Michael Fabricant opens up on relationship with 'life partner' Andy Street
Michael Fabricant said he felt the fact he was a ‘character’ had made him more likely to be elected.
Conservative MP Michael Fabricant has spoken of his close relationship with “life partner” and Mayor of the West Midlands Andy Street as he said being a “character” is what makes him electable.
Mr Fabricant, who is known for his eccentricity, revealed the pair share a property in Wales and would spend Christmas together this year.
And he said they could “depend on each other” while living their separate “busy” lives.

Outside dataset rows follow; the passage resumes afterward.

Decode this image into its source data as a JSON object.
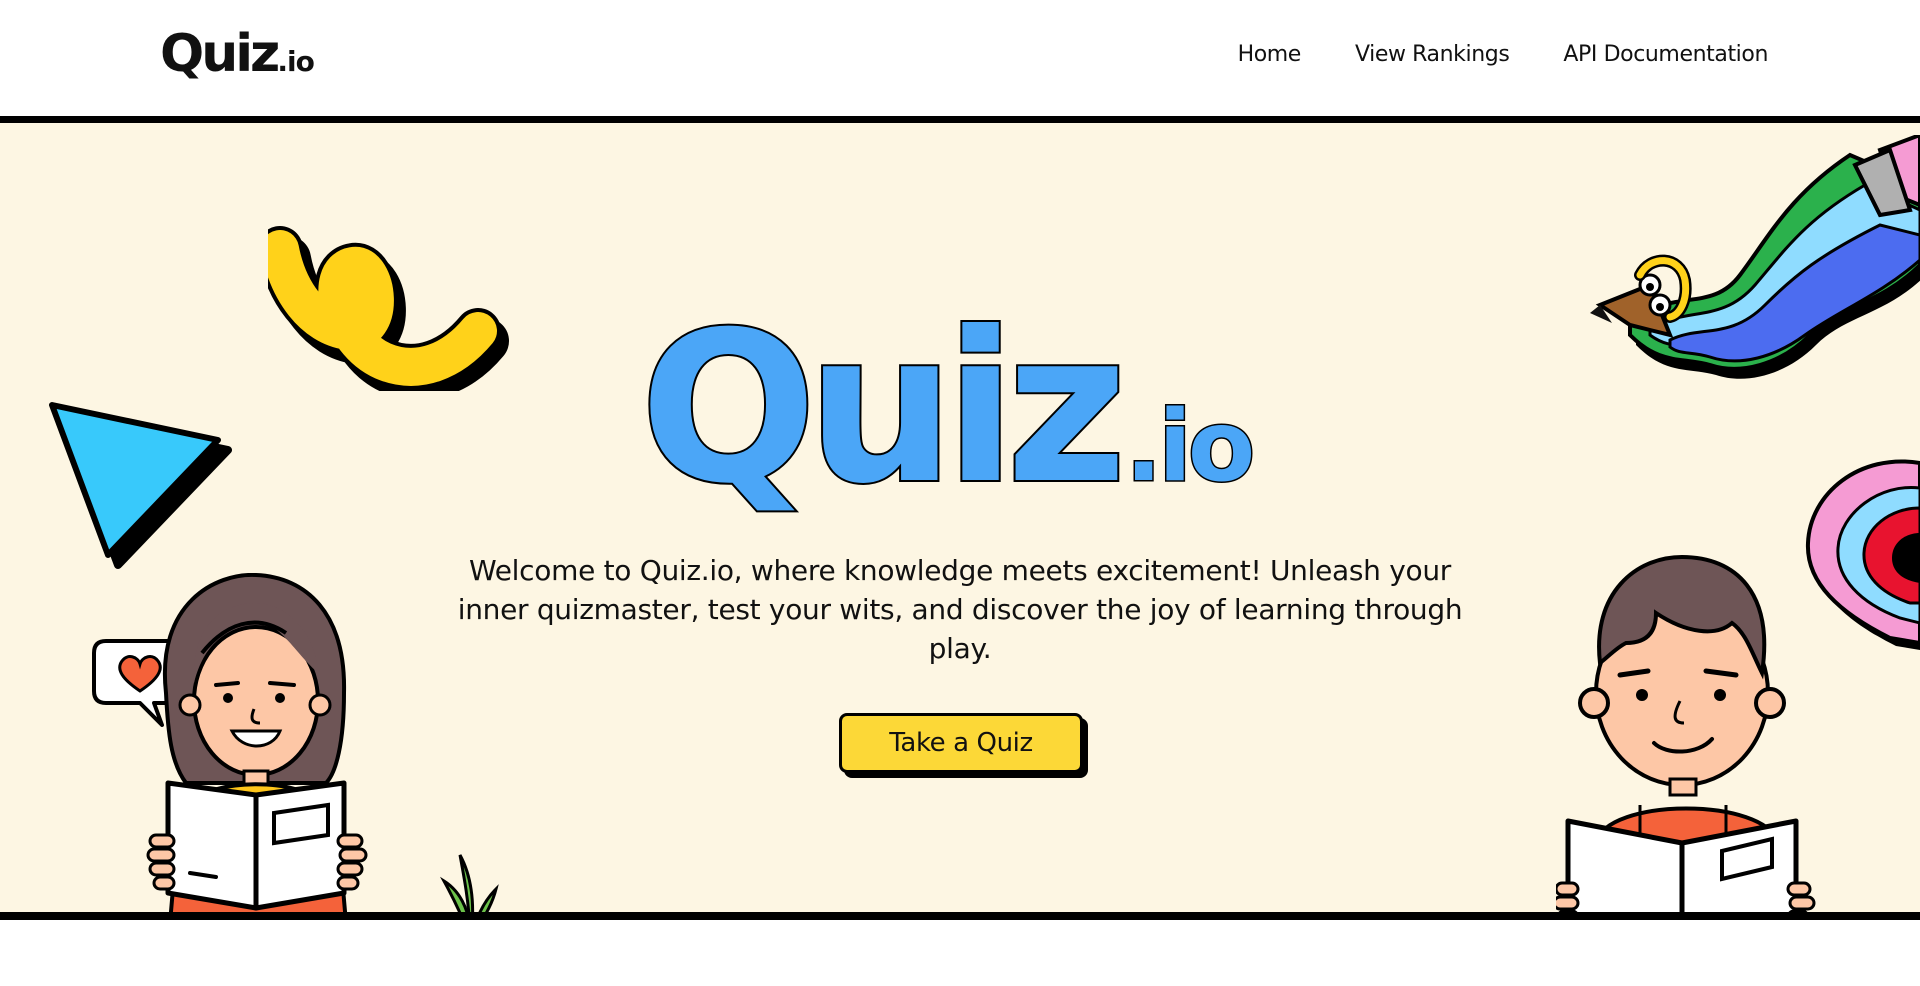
{
  "header": {
    "logo_main": "Quiz",
    "logo_suffix": ".io",
    "nav": [
      "Home",
      "View Rankings",
      "API Documentation"
    ]
  },
  "hero": {
    "big_logo_main": "Quiz",
    "big_logo_suffix": ".io",
    "welcome_text": "Welcome to Quiz.io, where knowledge meets excitement! Unleash your inner quizmaster, test your wits, and discover the joy of learning through play.",
    "cta_label": "Take a Quiz"
  },
  "colors": {
    "hero_background": "#fdf6e3",
    "big_logo_fill": "#4ba6f7",
    "cta_fill": "#fcd837",
    "triangle": "#38c9fb",
    "swirl": "#ffd21a",
    "heart": "#f4623a"
  },
  "icons": [
    "swirl-decoration-icon",
    "triangle-decoration-icon",
    "pencil-worm-decoration-icon",
    "rainbow-decoration-icon",
    "heart-speech-bubble-icon",
    "plant-icon"
  ]
}
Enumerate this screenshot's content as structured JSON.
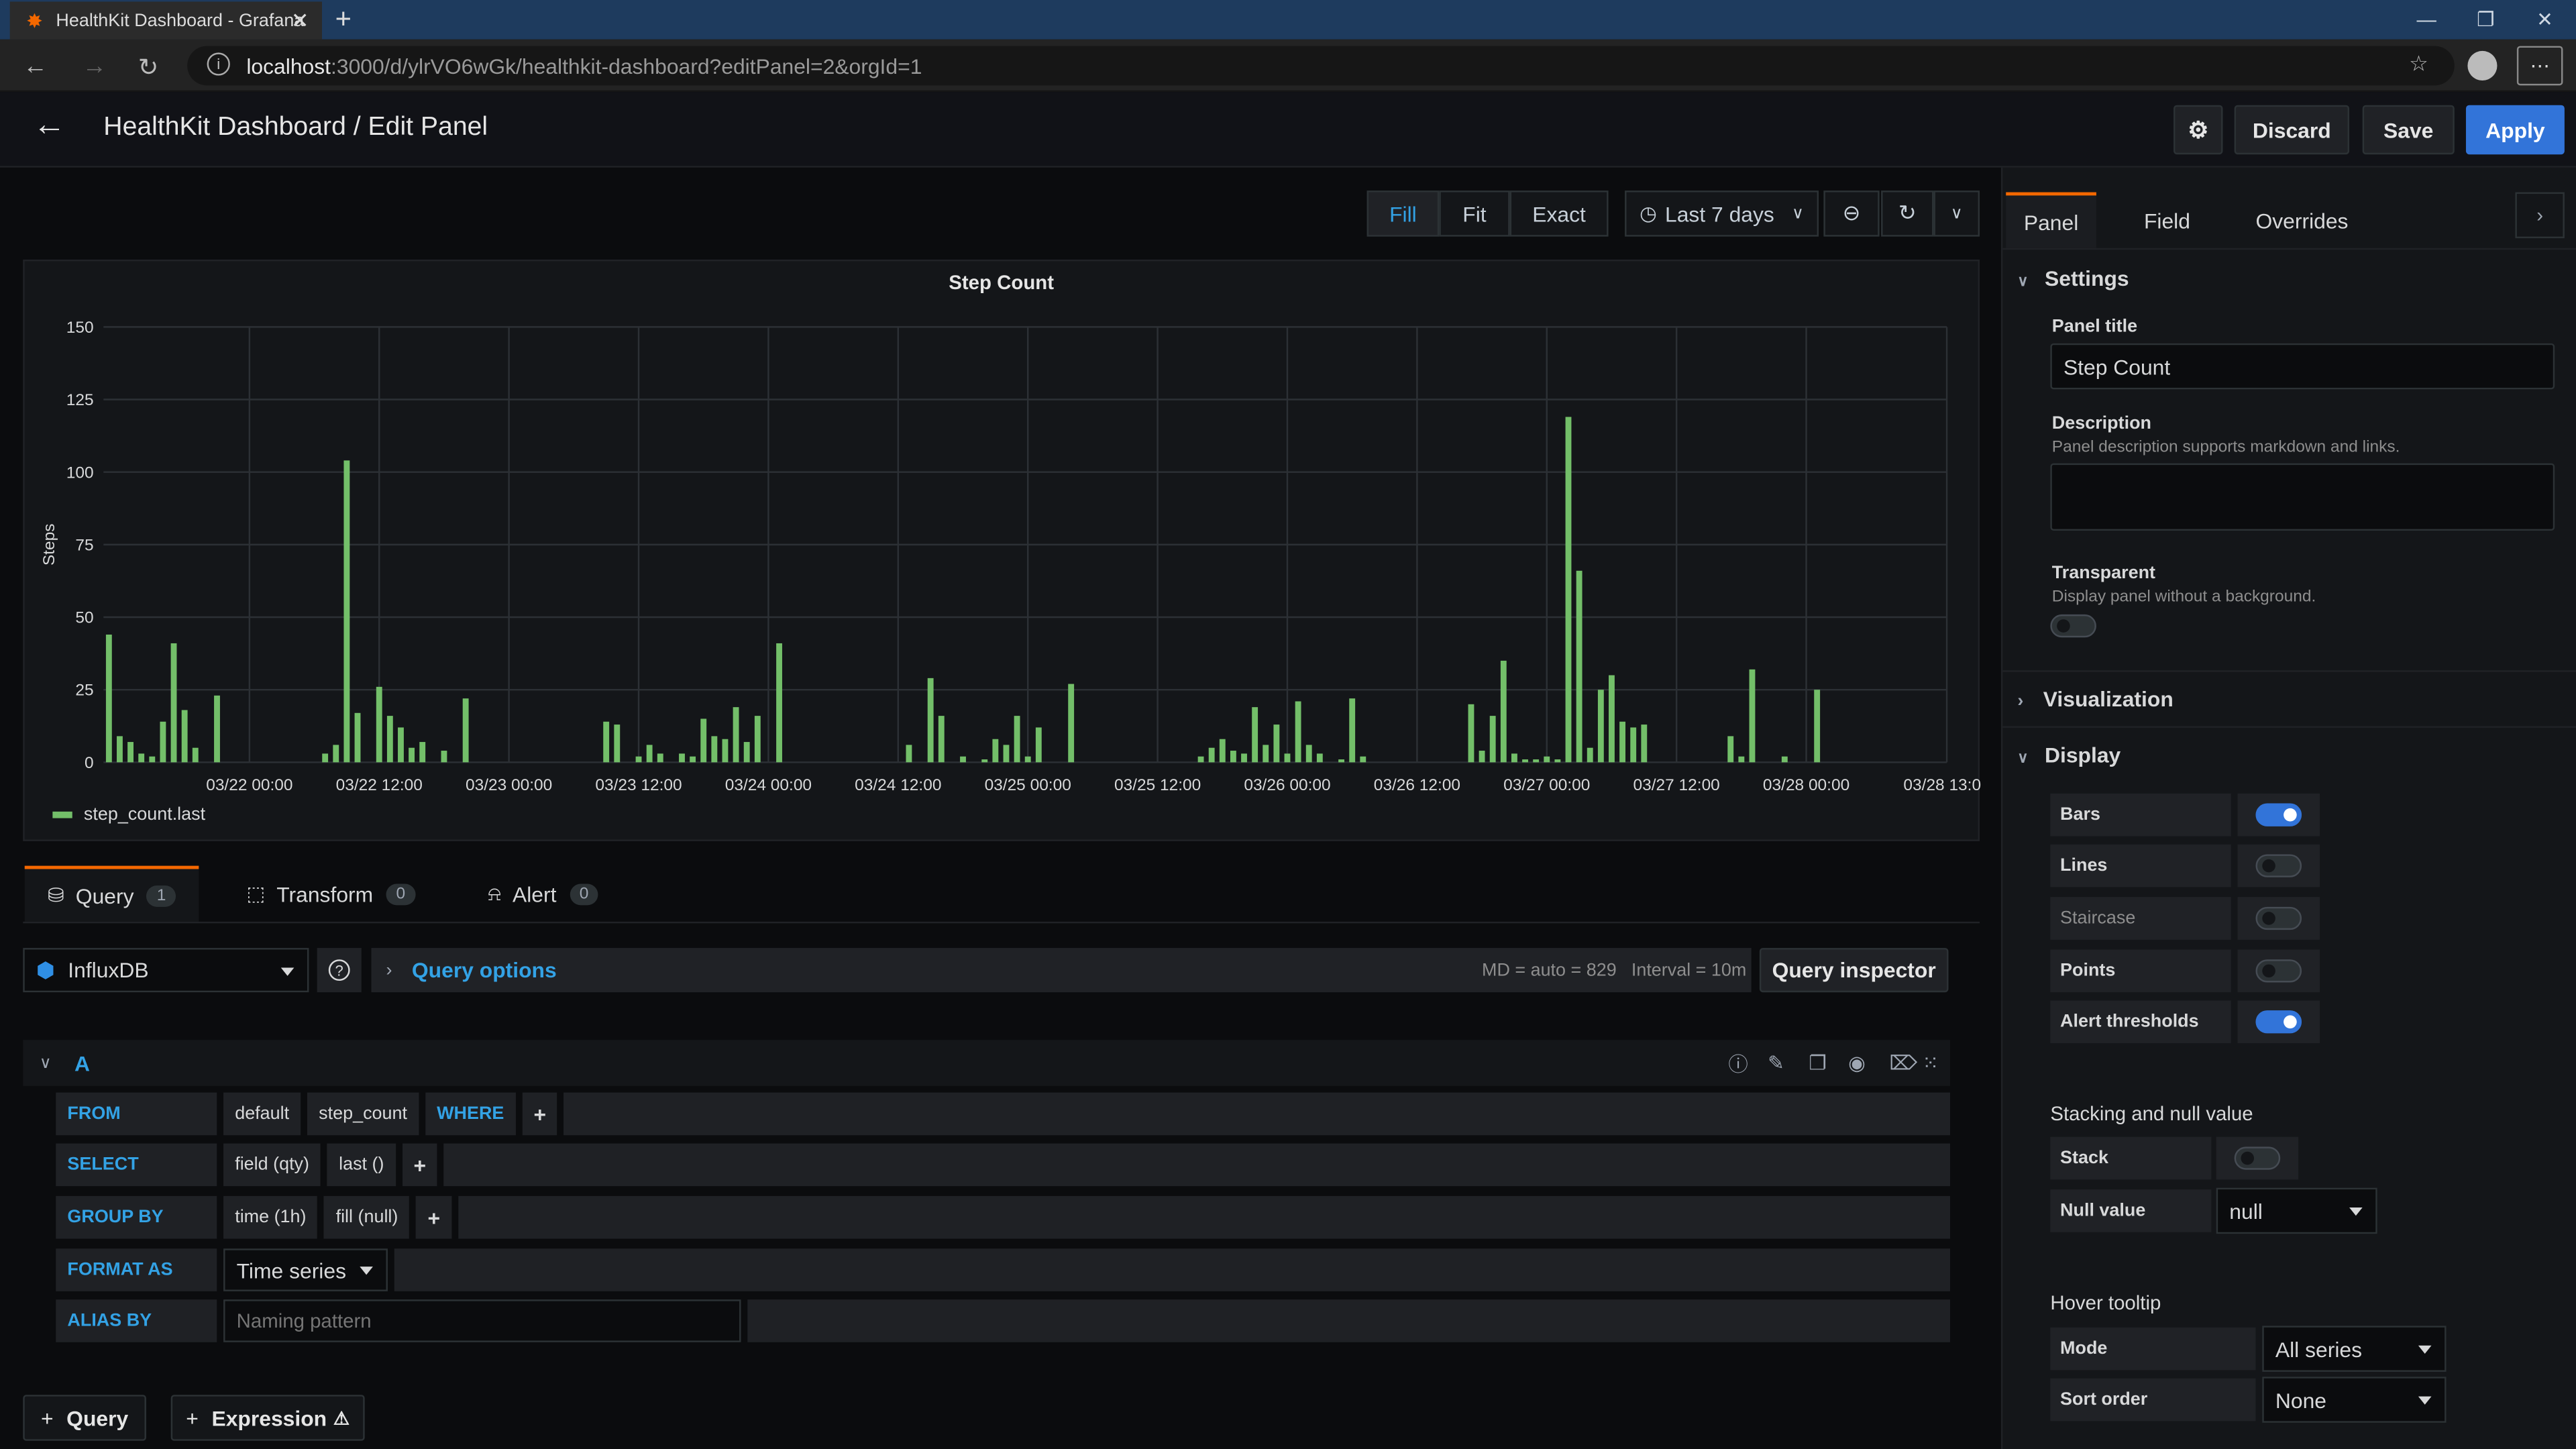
{
  "browser": {
    "tab_title": "HealthKit Dashboard - Grafana",
    "url_host": "localhost",
    "url_rest": ":3000/d/ylrVO6wGk/healthkit-dashboard?editPanel=2&orgId=1"
  },
  "header": {
    "title": "HealthKit Dashboard / Edit Panel",
    "discard_label": "Discard",
    "save_label": "Save",
    "apply_label": "Apply"
  },
  "toolbar": {
    "fill_label": "Fill",
    "fit_label": "Fit",
    "exact_label": "Exact",
    "time_range": "Last 7 days"
  },
  "chart_data": {
    "type": "bar",
    "title": "Step Count",
    "xlabel": "",
    "ylabel": "Steps",
    "ylim": [
      0,
      150
    ],
    "y_ticks": [
      0,
      25,
      50,
      75,
      100,
      125,
      150
    ],
    "x_tick_labels": [
      "03/22 00:00",
      "03/22 12:00",
      "03/23 00:00",
      "03/23 12:00",
      "03/24 00:00",
      "03/24 12:00",
      "03/25 00:00",
      "03/25 12:00",
      "03/26 00:00",
      "03/26 12:00",
      "03/27 00:00",
      "03/27 12:00",
      "03/28 00:00",
      "03/28 13:00"
    ],
    "x_range_hours": [
      -13.5,
      157
    ],
    "grid": true,
    "legend": "bottom-left",
    "series": [
      {
        "name": "step_count.last",
        "color": "#73bf69",
        "points": [
          [
            -13,
            44
          ],
          [
            -12,
            9
          ],
          [
            -11,
            7
          ],
          [
            -10,
            3
          ],
          [
            -9,
            2
          ],
          [
            -8,
            14
          ],
          [
            -7,
            41
          ],
          [
            -6,
            18
          ],
          [
            -5,
            5
          ],
          [
            -3,
            23
          ],
          [
            7,
            3
          ],
          [
            8,
            6
          ],
          [
            9,
            104
          ],
          [
            10,
            17
          ],
          [
            12,
            26
          ],
          [
            13,
            16
          ],
          [
            14,
            12
          ],
          [
            15,
            5
          ],
          [
            16,
            7
          ],
          [
            18,
            4
          ],
          [
            20,
            22
          ],
          [
            33,
            14
          ],
          [
            34,
            13
          ],
          [
            36,
            2
          ],
          [
            37,
            6
          ],
          [
            38,
            3
          ],
          [
            40,
            3
          ],
          [
            41,
            2
          ],
          [
            42,
            15
          ],
          [
            43,
            9
          ],
          [
            44,
            8
          ],
          [
            45,
            19
          ],
          [
            46,
            7
          ],
          [
            47,
            16
          ],
          [
            49,
            41
          ],
          [
            61,
            6
          ],
          [
            63,
            29
          ],
          [
            64,
            16
          ],
          [
            66,
            2
          ],
          [
            68,
            1
          ],
          [
            69,
            8
          ],
          [
            70,
            6
          ],
          [
            71,
            16
          ],
          [
            72,
            2
          ],
          [
            73,
            12
          ],
          [
            76,
            27
          ],
          [
            88,
            2
          ],
          [
            89,
            5
          ],
          [
            90,
            8
          ],
          [
            91,
            4
          ],
          [
            92,
            3
          ],
          [
            93,
            19
          ],
          [
            94,
            6
          ],
          [
            95,
            13
          ],
          [
            96,
            3
          ],
          [
            97,
            21
          ],
          [
            98,
            6
          ],
          [
            99,
            3
          ],
          [
            101,
            1
          ],
          [
            102,
            22
          ],
          [
            103,
            2
          ],
          [
            113,
            20
          ],
          [
            114,
            4
          ],
          [
            115,
            16
          ],
          [
            116,
            35
          ],
          [
            117,
            3
          ],
          [
            118,
            1
          ],
          [
            119,
            1
          ],
          [
            120,
            2
          ],
          [
            121,
            1
          ],
          [
            122,
            119
          ],
          [
            123,
            66
          ],
          [
            124,
            5
          ],
          [
            125,
            25
          ],
          [
            126,
            30
          ],
          [
            127,
            14
          ],
          [
            128,
            12
          ],
          [
            129,
            13
          ],
          [
            137,
            9
          ],
          [
            138,
            2
          ],
          [
            139,
            32
          ],
          [
            142,
            2
          ],
          [
            145,
            25
          ]
        ]
      }
    ]
  },
  "query_tabs": {
    "query_label": "Query",
    "query_count": "1",
    "transform_label": "Transform",
    "transform_count": "0",
    "alert_label": "Alert",
    "alert_count": "0"
  },
  "query_bar": {
    "datasource": "InfluxDB",
    "options_label": "Query options",
    "md": "MD = auto = 829",
    "interval": "Interval = 10m",
    "inspector_label": "Query inspector"
  },
  "query_editor": {
    "ref_id": "A",
    "from_label": "FROM",
    "from_policy": "default",
    "from_measurement": "step_count",
    "where_label": "WHERE",
    "select_label": "SELECT",
    "select_field": "field (qty)",
    "select_fn": "last ()",
    "group_label": "GROUP BY",
    "group_time": "time (1h)",
    "group_fill": "fill (null)",
    "format_label": "FORMAT AS",
    "format_value": "Time series",
    "alias_label": "ALIAS BY",
    "alias_placeholder": "Naming pattern",
    "add_query": "Query",
    "add_expression": "Expression"
  },
  "sidebar": {
    "tab_panel": "Panel",
    "tab_field": "Field",
    "tab_overrides": "Overrides",
    "settings_header": "Settings",
    "panel_title_label": "Panel title",
    "panel_title_value": "Step Count",
    "description_label": "Description",
    "description_hint": "Panel description supports markdown and links.",
    "transparent_label": "Transparent",
    "transparent_hint": "Display panel without a background.",
    "visualization_header": "Visualization",
    "display_header": "Display",
    "display_options": [
      {
        "label": "Bars",
        "on": true
      },
      {
        "label": "Lines",
        "on": false
      },
      {
        "label": "Staircase",
        "on": false
      },
      {
        "label": "Points",
        "on": false
      },
      {
        "label": "Alert thresholds",
        "on": true
      }
    ],
    "stacking_header": "Stacking and null value",
    "stack_label": "Stack",
    "null_value_label": "Null value",
    "null_value": "null",
    "hover_header": "Hover tooltip",
    "mode_label": "Mode",
    "mode_value": "All series",
    "sort_label": "Sort order",
    "sort_value": "None"
  }
}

Mr Fabricant, who represents Lichfield in Staffordshire, told Gloria De Piero in an interview for GB News that he had met Mr Street, a former boss of retailer John Lewis, 31 years ago at an Oxford University reunion.
The pair have often been described as close friends and when Ms De Piero asked if they were partners, Mr Fabricant said: “We’re life partners.”
He said: “We’ve got a place together in Wales because we both like walking. We go on holidays together, and we’re, you know, we’re very, very close.
“But we lead separate lives. If we lived together all the time, I think we’d murder each other.”
He added: “There’s something special, but I’m not quite sure what it is. One of those indefinable little things.”
Asked how Mr Street would answer the same question, Mr Fabricant joked: “He would cringe with embarrassment. He would take the microphone off and storm off the set.”
Mr Fabricant said people often assumed he was gay, and that the television programme First Dates had wanted to pair him with a man for a charity episode.
However, he said: “I’m bisexual, I suppose, if you’ve got to define these things.”
He added: “All the women I was with, they wanted to get married. They wanted babies. They wanted mortgages. They wanted commitment.”
But he said: “I didn’t want commitment. And then I met an American guy, and then subsequently I met Andy and we both lead, as I said just now, busy lives.
“We’re there for each other. But it does mean I can get on with being, nowadays, an MP, and he can get on with being West Midlands mayor and we’re not constantly worrying about each other and all the rest of it.”
Mr Fabricant recalled how when he became an MP and came to Westminster in 1992, he found “the Conservative Party was very different from the Conservative Party that I knew down in Brighton”.
He said had he not been a Tory MP himself, he might have voted for Tony Blair in 1997, and he said the Conservatives were “all retired colonel types, all very, very pompous and quite sort of misogynist, homophobic, xenophobic and every other phobic you can think of” when he first joined the Commons.
“So, I thought at the time that Tony Blair was quite refreshing,” he said. “But by then I was a Conservative MP so I thought I better vote for myself otherwise I might lose.”
But he said he did not feel “inhibited” in the Commons, despite being described as a “character”.
He said: “I think when I first got into the House of Commons, I felt very inhibited. I tried to hold myself back all the time.”
But he said people said to him “Michael, you’ve got great personality, be yourself”.
He said: “And I found it much easier in the parliamentary party from 97 onwards, we were a small band of brothers on the Opposition benches. But actually, it was great fun and people, I think, respected the fact that I was electable.”
He added: “Being a character doesn’t… it’s not something I force. It’s just me.”